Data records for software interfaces

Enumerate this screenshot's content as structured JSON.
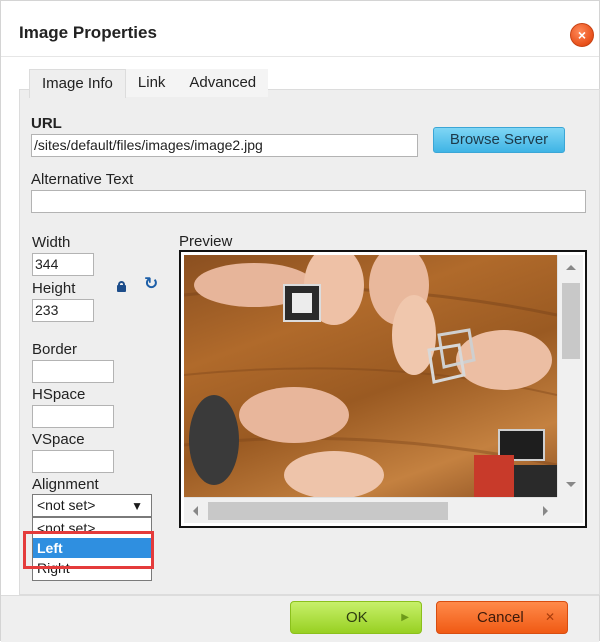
{
  "dialog": {
    "title": "Image Properties",
    "close_icon": "close-icon"
  },
  "tabs": [
    {
      "label": "Image Info",
      "active": true
    },
    {
      "label": "Link",
      "active": false
    },
    {
      "label": "Advanced",
      "active": false
    }
  ],
  "url": {
    "label": "URL",
    "value": "/sites/default/files/images/image2.jpg"
  },
  "browse_button": {
    "label": "Browse Server"
  },
  "alt_text": {
    "label": "Alternative Text",
    "value": ""
  },
  "width": {
    "label": "Width",
    "value": "344"
  },
  "height": {
    "label": "Height",
    "value": "233"
  },
  "lock_icon": "lock-icon",
  "reset_icon": "refresh-icon",
  "border": {
    "label": "Border",
    "value": ""
  },
  "hspace": {
    "label": "HSpace",
    "value": ""
  },
  "vspace": {
    "label": "VSpace",
    "value": ""
  },
  "alignment": {
    "label": "Alignment",
    "selected": "<not set>",
    "options": [
      "<not set>",
      "Left",
      "Right"
    ],
    "highlighted": "Left"
  },
  "preview": {
    "label": "Preview"
  },
  "buttons": {
    "ok": "OK",
    "cancel": "Cancel"
  },
  "colors": {
    "browse": "#3fb4e5",
    "ok": "#98d022",
    "cancel": "#f05a14",
    "close": "#e8501a",
    "dropdown_highlight": "#2f8fe0",
    "annotation": "#e43b3b"
  }
}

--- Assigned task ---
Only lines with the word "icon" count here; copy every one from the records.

--- Exercise result ---
    "close_icon": "close-icon"
  "lock_icon": "lock-icon",
  "reset_icon": "refresh-icon",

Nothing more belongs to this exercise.